I have always been drawn to the ‘assemblage of things’. I love collecting, living with, enjoying and then combining found things that make up stories relevant for me. They’ become visual 3D pages from my life’s diary.
firstname.lastname@example.org pincode *****
January 2010 (at the time Haiti Earthquake disaster) - The work consists of parallel themes of threat and beauty; specifically in the context of being on the net; being on-line. The starting point for this work, was in the representation of ‘the internet, the world wide web’ where users login and connect to information and to other users. To read more, see ‘STATEMENTS’
The Truth. Naked we leave as naked we arrive.
A naked impression of a body lies within the form of an egg, suggesting that what was there has either birthed from this, a womb … or possibly moved to beyond from what was rather its tomb. At birth we are reliant on the womb to provide us a safe haven to nourish our bodies into the world. At death we are reclaimed to the earth. Our own fragility in birth and in death is represented in the fetal position entombed within the egg form symbolizing that we have no power over our own birth or death. We come into this world naked, possessing nothing material … and leave the same way … as and only ourselves.
Assembled works as part of a joint exhibition with Joan Martin at the KZNSA Gallery, 2014. See notes on the Statements Tab.
(Green)(Bar) Code: Red Alert!
The bar code represents the man-made systems that we implement in an attempt to control our environment or to enable ever ‘improved’ efficiencies for increased sales and manufacture and ultimately increased consumption – often with an adverse affect on the environment.
I have represented the bar code in wood that has been eaten, eroded and weathered, suggesting that ultimately, all man-made systems will succumb to the forces of nature.
The first set of numbers: 27012009 - represents the date of this exhibition, and for this purpose represents the current - for it is now that we need to take heed urgently.
The second set of numbers: 18882 - is the metric version for 6 ft (six feet) - the depth which generally is considered for burial … signifying our ultimate end on earth. That the numbers constantly sway in the air is significant in that nothing in time “stands still”.
The ‘Green Bar Code’ system in South Africa used in our identity documents and the use of this in the title of the work is significant in suggesting that we as individuals all have a role to play in ensuring a greener environment. As in our identity number, there are also thirteen numbers in the work.
The red light has reference to a bar code being scanned or being ‘read’ and brings our attention to what the code is ‘telling us’. There is a ‘Red Alert’ from and for our ‘Green Planet’. The red electrical cord from the light also represents the blood veins of life.
The plant growing from out one of the pieces of wood suggests hope … and is significant in that it is growing from decay - new life created from the old (recycling), life ever striving and struggling to survive.
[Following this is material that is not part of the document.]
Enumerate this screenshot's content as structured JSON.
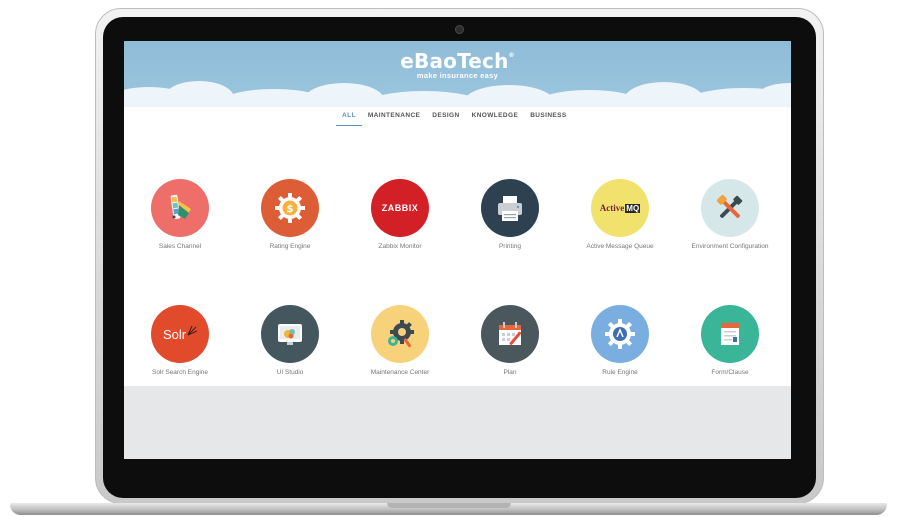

The images of people at the top of the bar code are from photographs that I have been taking of people in and around Durban for the past 13 months. The images are of people across all spectrums of life, going about their daily business; people that are in the system and responsible for it and seemingly unaware of the urgency and severity of the environmental crisis.
Remnants of map, stamps, newspaper and other images of people found within the bar code suggest that we are a part of the man-made systems and will also be a part of the natural system where we too will be weathered, eroded and ‘broken down’ back into the earth. The rusted bottle tops hint at a carefree approach to life where we disregard the impact we have on our planet.
The time for partying though is over … the bar is closed and the code being signaled loud and clear is red alert! Red alert! RED ALERT!
My inspiration for this work was Alberto Giacometti’s ‘Standing Woman’. I made the piece at the time of the xenophobic attacks in Durban and got to thinking how the bondage of an individual’s fear and despair (woe) can affect the community as a whole.
Perhaps in order for us to see the whole, we need to stand back, and like Giacometti, to question and to try to find a new way of looking and translating what we see.
Born in the tiny village of Borgonovo in eastern Switzerland in 1901, Giacometti chose Paris as his city of adoption. When he left Paris to visit his mother in Geneva some 20 years later, little did he know that he would end up living there from 1942 to 1945. At the time he was not authorised to return to France due to his Swiss nationality.
The period from 1935-1946 proved to be a difficult one for Alberto. Not only was it wartime, but he was also undergoing one of the longest and deepest crises of his artistic career. "This transitional period was a major rupture in his career," said Schneider. "He loses all contact with galleries and doesn't show his work. But it's a period when he questions his work and tries to find a new way of looking and translating what he sees." During this period his work also started to reduce in size, reflecting his attempt to represent bodies and heads according to how he saw them at a distance.
"I saw nothing but countless details. To see the whole I had to push the model further and further back. The more distant the head, the more it shrank in size, something that terrorised me," Alberto commented.
– Geneva’s Rath Museum: Nadia Schneider, curator of the retrospective, told swissinfo.ch. – Nov 11, 2009